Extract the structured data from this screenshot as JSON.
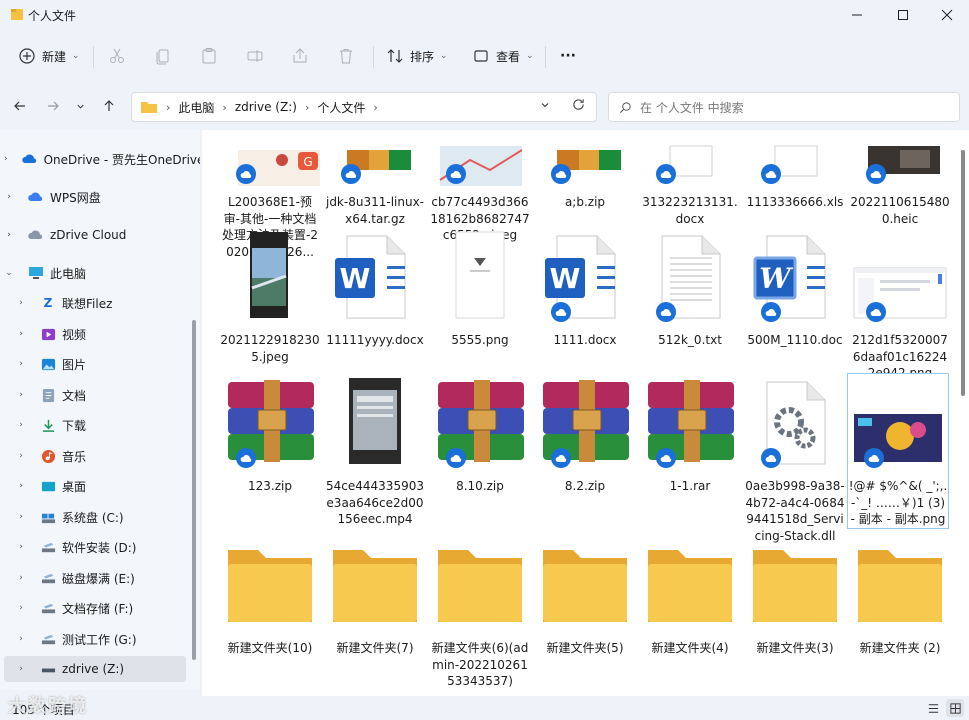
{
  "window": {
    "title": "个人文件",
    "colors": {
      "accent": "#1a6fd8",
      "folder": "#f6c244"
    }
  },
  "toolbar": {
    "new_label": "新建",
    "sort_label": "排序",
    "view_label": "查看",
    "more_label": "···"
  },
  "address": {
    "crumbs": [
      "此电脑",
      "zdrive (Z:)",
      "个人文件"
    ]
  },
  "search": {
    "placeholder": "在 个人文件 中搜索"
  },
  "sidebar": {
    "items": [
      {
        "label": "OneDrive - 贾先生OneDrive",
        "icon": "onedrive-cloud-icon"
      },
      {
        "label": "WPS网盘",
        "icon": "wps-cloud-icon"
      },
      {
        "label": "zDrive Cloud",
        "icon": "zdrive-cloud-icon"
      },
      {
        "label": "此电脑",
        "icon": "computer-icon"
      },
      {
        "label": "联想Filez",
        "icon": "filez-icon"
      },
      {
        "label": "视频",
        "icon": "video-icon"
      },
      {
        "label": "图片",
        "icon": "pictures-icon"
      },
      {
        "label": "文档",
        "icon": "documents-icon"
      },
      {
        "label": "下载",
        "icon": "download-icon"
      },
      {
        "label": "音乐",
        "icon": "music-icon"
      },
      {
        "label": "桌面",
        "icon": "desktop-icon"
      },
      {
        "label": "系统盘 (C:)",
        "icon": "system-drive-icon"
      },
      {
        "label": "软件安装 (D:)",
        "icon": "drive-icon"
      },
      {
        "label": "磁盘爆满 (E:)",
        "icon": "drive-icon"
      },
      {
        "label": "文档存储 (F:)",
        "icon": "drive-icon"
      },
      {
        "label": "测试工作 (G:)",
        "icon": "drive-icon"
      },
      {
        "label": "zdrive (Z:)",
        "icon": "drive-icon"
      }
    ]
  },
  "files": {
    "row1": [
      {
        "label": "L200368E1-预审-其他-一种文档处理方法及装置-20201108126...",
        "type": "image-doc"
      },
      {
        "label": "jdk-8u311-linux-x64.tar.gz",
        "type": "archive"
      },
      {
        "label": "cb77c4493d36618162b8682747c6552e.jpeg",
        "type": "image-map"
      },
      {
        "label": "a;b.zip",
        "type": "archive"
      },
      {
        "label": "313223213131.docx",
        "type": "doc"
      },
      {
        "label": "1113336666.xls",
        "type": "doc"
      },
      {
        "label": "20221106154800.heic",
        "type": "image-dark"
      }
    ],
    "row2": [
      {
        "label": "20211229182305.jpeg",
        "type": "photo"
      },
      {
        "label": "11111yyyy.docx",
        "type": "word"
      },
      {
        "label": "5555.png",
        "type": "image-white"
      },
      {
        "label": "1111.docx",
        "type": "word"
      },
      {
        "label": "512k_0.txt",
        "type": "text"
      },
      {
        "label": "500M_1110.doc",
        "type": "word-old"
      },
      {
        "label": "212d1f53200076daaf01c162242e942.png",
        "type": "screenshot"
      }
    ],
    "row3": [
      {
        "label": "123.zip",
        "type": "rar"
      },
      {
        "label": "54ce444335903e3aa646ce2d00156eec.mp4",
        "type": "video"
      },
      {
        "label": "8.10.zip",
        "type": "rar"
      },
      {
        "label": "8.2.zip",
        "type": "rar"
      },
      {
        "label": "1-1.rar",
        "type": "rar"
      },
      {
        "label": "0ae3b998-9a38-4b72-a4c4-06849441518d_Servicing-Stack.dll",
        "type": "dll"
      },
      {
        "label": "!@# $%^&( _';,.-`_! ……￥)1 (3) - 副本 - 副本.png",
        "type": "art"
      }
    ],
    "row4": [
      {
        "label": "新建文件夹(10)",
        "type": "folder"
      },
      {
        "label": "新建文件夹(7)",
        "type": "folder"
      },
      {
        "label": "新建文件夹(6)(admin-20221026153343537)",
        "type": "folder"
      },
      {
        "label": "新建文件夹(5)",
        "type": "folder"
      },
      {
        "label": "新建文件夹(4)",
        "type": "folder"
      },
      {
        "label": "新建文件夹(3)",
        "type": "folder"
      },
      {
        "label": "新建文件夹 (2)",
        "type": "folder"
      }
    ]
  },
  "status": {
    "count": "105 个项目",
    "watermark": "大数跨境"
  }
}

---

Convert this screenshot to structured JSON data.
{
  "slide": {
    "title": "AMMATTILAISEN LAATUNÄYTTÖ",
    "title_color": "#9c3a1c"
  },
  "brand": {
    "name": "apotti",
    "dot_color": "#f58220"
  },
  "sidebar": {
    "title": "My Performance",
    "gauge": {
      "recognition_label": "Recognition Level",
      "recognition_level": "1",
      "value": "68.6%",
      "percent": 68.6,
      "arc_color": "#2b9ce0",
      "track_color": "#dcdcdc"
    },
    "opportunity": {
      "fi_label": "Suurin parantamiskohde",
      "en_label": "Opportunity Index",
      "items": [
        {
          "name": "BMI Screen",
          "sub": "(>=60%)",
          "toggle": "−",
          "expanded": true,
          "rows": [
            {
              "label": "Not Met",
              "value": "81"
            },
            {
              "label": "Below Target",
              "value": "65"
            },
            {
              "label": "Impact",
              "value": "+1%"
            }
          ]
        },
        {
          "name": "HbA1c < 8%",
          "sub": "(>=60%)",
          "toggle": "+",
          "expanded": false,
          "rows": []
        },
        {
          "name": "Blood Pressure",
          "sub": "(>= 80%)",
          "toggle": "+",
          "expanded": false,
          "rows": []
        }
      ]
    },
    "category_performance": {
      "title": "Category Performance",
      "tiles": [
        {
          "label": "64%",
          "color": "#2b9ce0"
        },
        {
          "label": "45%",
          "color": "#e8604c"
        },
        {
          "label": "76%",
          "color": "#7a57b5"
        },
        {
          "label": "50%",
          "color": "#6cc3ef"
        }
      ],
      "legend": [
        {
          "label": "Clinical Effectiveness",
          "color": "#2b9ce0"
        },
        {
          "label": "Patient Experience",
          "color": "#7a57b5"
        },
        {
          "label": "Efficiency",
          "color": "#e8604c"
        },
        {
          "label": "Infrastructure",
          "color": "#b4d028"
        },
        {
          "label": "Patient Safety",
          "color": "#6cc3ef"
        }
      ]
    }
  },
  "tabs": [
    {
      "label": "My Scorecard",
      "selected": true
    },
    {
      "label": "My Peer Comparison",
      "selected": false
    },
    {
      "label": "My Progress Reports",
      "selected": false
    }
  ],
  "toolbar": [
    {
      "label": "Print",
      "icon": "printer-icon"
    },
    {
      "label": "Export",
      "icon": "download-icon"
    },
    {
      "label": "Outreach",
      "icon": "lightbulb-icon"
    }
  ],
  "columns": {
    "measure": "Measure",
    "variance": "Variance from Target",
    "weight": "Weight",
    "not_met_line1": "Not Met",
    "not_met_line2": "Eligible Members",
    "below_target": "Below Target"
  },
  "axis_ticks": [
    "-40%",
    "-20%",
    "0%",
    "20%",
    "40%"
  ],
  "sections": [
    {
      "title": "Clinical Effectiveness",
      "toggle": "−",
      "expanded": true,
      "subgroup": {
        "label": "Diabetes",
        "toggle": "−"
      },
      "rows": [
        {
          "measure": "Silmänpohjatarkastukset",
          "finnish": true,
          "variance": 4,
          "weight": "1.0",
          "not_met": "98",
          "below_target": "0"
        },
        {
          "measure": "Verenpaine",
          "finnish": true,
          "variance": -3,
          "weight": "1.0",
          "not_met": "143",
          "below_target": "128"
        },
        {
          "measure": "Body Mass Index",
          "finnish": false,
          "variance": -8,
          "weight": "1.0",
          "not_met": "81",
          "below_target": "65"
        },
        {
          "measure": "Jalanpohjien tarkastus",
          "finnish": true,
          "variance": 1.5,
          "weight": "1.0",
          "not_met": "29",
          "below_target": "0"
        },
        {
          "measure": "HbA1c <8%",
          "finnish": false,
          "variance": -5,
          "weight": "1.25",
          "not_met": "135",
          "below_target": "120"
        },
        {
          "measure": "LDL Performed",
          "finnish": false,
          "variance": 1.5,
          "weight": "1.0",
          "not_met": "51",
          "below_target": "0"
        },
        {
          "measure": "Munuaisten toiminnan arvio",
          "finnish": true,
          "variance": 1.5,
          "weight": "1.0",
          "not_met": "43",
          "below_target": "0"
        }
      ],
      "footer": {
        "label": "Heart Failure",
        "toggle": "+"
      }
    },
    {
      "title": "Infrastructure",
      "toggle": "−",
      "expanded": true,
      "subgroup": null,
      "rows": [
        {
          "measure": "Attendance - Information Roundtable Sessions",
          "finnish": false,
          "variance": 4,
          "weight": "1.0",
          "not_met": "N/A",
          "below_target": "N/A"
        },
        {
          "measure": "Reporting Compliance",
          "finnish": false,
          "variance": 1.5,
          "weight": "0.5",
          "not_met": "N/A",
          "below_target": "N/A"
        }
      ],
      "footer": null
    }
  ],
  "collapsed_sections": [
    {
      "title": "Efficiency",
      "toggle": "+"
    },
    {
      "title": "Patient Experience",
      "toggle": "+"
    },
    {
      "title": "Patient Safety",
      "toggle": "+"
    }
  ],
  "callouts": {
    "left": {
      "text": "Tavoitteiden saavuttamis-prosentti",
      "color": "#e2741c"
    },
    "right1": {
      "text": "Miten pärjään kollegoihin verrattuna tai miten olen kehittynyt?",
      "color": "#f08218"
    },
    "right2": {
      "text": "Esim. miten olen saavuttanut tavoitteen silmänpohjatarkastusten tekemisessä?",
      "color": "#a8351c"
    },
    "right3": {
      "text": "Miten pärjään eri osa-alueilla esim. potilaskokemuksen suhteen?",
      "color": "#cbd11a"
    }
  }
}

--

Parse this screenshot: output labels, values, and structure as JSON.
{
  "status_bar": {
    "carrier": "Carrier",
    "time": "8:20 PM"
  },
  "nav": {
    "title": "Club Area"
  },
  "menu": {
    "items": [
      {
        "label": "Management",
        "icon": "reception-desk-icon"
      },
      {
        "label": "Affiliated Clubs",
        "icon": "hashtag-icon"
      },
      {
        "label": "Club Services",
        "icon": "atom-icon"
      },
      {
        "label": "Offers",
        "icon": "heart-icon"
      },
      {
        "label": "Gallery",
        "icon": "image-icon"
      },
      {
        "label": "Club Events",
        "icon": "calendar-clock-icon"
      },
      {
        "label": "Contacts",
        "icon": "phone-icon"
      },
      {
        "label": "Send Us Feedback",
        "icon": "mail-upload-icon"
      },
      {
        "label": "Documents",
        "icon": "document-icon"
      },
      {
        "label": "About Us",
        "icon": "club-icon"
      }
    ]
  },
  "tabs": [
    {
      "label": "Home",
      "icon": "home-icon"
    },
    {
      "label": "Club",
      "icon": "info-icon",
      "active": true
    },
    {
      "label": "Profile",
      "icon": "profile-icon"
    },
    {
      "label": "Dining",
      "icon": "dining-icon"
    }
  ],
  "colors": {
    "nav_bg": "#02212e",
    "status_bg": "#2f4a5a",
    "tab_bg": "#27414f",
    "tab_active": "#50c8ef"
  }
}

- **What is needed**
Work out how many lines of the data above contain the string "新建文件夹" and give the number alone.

- **The answer**
7